Environment Living in Society Sustainability

Stronger Together

Stronger TogetherIf we accept the premise articulated by Hillary Clinton’s presidential campaign, that we are stronger together, there is a lot in society requiring our collective attention.

What did we work on? What are we working on? What should we be working on? What did we get done?

If we are separated from the pack, answers to these questions don’t much matter. We might think of ourselves as lone wolves, fending for ourselves in a hostile world, but we aren’t by nature. Being stronger together is a fundamental characteristic of homo sapiens. It’s what we do as a species.

I see three critical issues requiring us to be stronger together to save ourselves from near-term extinction.

The first is applying the golden rule, or the law of reciprocity. When we view the troubles of society through our flawed lenses, there is no other, only the One, of which we are all a part. We should treat others as one seeks to be treated oneself. We should be applying the golden rule to everything we do already. This is basic.

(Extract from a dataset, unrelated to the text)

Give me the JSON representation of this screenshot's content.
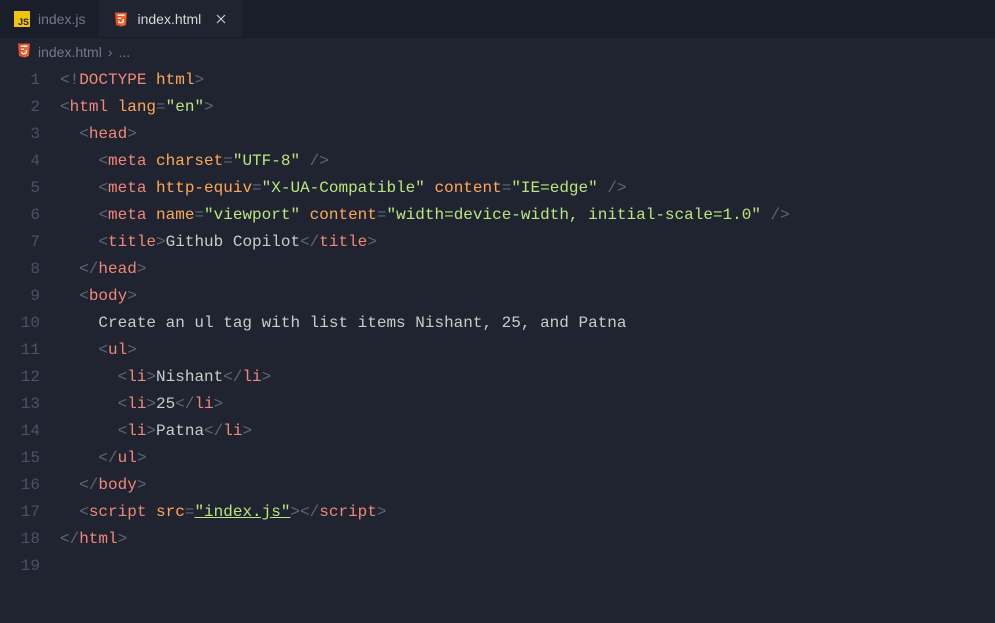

Second is the threat of nuclear weapons. Today, on very short notice, nuclear powers could unleash a holocaust that could end life as we know it. Nuclear war is not talked about much in the 21st Century, however the threat is as real today as it was in the wake of the Hiroshima and Nagasaki nuclear bombings. The United States should begin taking steps to eliminate nuclear weapons. As my friend Ira Helfand said, “We need a transformational change in our nuclear policy that recognizes that these weapons are the gravest threat to our security and must be banned and abolished.”

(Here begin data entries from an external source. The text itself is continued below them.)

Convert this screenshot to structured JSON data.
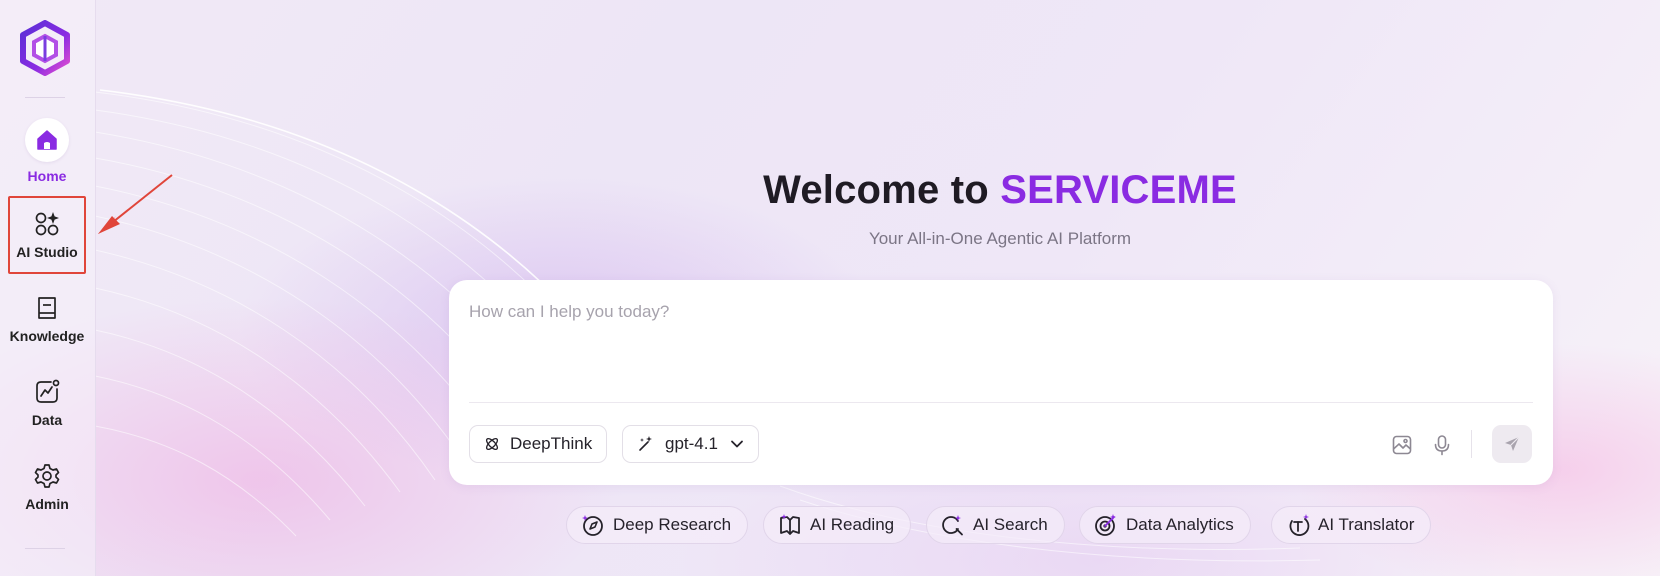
{
  "sidebar": {
    "logo_icon": "serviceme-logo-icon",
    "items": [
      {
        "label": "Home",
        "icon": "home-icon",
        "active": true
      },
      {
        "label": "AI Studio",
        "icon": "ai-studio-icon",
        "highlighted": true
      },
      {
        "label": "Knowledge",
        "icon": "book-icon"
      },
      {
        "label": "Data",
        "icon": "chart-icon"
      },
      {
        "label": "Admin",
        "icon": "gear-icon"
      }
    ]
  },
  "main": {
    "welcome_prefix": "Welcome to",
    "welcome_brand": "SERVICEME",
    "subtitle": "Your All-in-One Agentic AI Platform",
    "chat": {
      "placeholder": "How can I help you today?",
      "deepthink_label": "DeepThink",
      "model_label": "gpt-4.1",
      "tools": [
        "image-upload-icon",
        "microphone-icon",
        "send-icon"
      ]
    },
    "chips": [
      {
        "label": "Deep Research",
        "icon": "deep-research-icon"
      },
      {
        "label": "AI Reading",
        "icon": "ai-reading-icon"
      },
      {
        "label": "AI Search",
        "icon": "ai-search-icon"
      },
      {
        "label": "Data Analytics",
        "icon": "data-analytics-icon"
      },
      {
        "label": "AI Translator",
        "icon": "ai-translator-icon"
      }
    ]
  },
  "colors": {
    "accent": "#8a2be2",
    "highlight_border": "#e0453a",
    "text": "#1f1b24",
    "muted": "#7b7585"
  }
}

Finally, we are wrecking our environment and need to stop. Just 90 companies are to blame for most climate change, taking carbon out of the ground and putting it in the atmosphere, geographer Richard Heede said. If that’s the case, and he has evidence to suggest it is, the move to eliminate fossil fuel extraction and use can’t come quick enough. Our governments must intervene, and targeting the 90 most responsible businesses should make it easier. The businesses say they are not to blame for demand from billions of consumers driving fossil fuel use. The technology exists to eliminate fossil fuels and we should work toward its adoption with haste.

The measure of August’s passing was in milliseconds, and September will be the same. The election will be here before we know it, as will the next one. What should be our focus? The three issues outlined above represent a viable starting point, and I plan to get to work. Will you join me?

~ Written for Blog for Iowa